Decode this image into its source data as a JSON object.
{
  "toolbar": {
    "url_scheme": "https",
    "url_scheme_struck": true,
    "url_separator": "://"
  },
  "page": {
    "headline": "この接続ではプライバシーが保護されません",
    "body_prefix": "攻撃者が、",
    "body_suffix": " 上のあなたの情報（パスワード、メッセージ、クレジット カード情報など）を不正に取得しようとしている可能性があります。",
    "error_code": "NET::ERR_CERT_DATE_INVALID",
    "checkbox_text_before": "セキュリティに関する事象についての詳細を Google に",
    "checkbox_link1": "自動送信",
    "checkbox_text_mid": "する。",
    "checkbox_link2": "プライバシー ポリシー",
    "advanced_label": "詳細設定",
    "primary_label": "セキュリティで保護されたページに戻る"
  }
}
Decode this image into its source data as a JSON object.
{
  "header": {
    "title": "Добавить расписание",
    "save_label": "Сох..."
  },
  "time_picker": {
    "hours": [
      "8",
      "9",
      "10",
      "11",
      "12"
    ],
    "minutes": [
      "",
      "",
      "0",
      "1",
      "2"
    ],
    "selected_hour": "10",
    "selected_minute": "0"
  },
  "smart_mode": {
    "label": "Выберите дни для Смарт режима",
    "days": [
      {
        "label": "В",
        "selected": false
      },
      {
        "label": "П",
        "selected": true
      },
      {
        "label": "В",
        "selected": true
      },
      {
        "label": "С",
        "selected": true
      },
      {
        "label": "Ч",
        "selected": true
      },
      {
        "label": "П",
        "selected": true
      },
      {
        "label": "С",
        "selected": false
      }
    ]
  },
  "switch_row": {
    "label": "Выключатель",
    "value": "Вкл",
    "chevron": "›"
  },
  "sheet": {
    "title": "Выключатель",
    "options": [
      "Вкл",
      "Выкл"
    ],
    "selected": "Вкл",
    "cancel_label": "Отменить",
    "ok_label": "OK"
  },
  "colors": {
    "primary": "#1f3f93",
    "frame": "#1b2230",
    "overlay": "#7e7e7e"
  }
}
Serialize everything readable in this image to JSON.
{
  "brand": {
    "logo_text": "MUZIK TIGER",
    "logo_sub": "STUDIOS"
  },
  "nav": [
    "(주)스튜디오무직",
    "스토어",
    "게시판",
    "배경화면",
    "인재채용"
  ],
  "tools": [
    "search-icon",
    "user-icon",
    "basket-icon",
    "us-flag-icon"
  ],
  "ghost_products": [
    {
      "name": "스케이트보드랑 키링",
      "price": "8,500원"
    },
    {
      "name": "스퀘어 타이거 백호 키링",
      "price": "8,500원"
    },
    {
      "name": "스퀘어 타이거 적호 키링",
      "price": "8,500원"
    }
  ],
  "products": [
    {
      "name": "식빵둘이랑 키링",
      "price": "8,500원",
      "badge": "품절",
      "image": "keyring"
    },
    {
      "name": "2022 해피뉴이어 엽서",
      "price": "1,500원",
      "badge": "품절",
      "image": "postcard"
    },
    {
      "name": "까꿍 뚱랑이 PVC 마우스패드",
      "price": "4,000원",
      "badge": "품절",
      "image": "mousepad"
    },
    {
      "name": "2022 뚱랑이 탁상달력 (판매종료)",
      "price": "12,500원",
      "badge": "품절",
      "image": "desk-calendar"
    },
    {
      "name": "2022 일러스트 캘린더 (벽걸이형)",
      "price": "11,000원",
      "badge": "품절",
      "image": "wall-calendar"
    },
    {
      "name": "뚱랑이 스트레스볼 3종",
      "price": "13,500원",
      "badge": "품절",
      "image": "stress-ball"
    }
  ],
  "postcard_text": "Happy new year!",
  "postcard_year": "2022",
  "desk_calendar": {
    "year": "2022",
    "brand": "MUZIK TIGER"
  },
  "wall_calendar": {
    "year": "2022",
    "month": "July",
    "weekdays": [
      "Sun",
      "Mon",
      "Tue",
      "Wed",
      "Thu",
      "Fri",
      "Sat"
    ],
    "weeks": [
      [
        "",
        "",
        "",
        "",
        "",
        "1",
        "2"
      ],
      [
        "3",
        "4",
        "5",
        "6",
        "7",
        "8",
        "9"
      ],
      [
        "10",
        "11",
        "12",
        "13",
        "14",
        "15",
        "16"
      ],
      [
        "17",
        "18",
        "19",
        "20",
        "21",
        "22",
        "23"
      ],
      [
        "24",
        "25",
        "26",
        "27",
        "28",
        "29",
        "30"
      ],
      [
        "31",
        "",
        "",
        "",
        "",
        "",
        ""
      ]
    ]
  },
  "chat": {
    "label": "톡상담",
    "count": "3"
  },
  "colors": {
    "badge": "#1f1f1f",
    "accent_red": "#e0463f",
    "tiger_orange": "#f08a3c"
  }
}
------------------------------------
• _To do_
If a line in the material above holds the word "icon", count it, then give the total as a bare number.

• _Solution to this exercise_
4